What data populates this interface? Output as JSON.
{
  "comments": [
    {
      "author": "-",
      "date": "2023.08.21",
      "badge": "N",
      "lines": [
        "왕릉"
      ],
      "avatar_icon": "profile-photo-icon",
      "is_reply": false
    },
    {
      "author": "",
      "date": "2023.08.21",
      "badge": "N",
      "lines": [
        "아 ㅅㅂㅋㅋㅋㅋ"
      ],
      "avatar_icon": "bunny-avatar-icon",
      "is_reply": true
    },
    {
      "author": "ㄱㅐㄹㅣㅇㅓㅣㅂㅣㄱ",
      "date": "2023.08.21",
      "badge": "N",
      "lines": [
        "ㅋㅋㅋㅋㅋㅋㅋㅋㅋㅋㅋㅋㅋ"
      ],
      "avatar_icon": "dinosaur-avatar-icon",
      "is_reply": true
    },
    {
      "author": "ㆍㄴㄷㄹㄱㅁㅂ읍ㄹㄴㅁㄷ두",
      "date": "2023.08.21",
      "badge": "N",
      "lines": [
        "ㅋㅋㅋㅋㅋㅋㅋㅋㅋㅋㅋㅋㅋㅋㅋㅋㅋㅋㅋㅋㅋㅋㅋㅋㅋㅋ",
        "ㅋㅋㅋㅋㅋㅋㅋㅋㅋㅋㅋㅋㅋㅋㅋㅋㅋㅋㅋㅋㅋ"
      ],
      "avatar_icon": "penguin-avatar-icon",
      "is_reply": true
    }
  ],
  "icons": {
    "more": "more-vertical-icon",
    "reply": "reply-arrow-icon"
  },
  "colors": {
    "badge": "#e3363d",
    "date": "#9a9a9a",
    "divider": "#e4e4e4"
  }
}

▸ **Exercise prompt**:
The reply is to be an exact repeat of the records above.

▸ **Exercise solution**:
What data populates this interface? Output as JSON.
{
  "comments": [
    {
      "author": "-",
      "date": "2023.08.21",
      "badge": "N",
      "lines": [
        "왕릉"
      ],
      "avatar_icon": "profile-photo-icon",
      "is_reply": false
    },
    {
      "author": "",
      "date": "2023.08.21",
      "badge": "N",
      "lines": [
        "아 ㅅㅂㅋㅋㅋㅋ"
      ],
      "avatar_icon": "bunny-avatar-icon",
      "is_reply": true
    },
    {
      "author": "ㄱㅐㄹㅣㅇㅓㅣㅂㅣㄱ",
      "date": "2023.08.21",
      "badge": "N",
      "lines": [
        "ㅋㅋㅋㅋㅋㅋㅋㅋㅋㅋㅋㅋㅋ"
      ],
      "avatar_icon": "dinosaur-avatar-icon",
      "is_reply": true
    },
    {
      "author": "ㆍㄴㄷㄹㄱㅁㅂ읍ㄹㄴㅁㄷ두",
      "date": "2023.08.21",
      "badge": "N",
      "lines": [
        "ㅋㅋㅋㅋㅋㅋㅋㅋㅋㅋㅋㅋㅋㅋㅋㅋㅋㅋㅋㅋㅋㅋㅋㅋㅋㅋ",
        "ㅋㅋㅋㅋㅋㅋㅋㅋㅋㅋㅋㅋㅋㅋㅋㅋㅋㅋㅋㅋㅋ"
      ],
      "avatar_icon": "penguin-avatar-icon",
      "is_reply": true
    }
  ],
  "icons": {
    "more": "more-vertical-icon",
    "reply": "reply-arrow-icon"
  },
  "colors": {
    "badge": "#e3363d",
    "date": "#9a9a9a",
    "divider": "#e4e4e4"
  }
}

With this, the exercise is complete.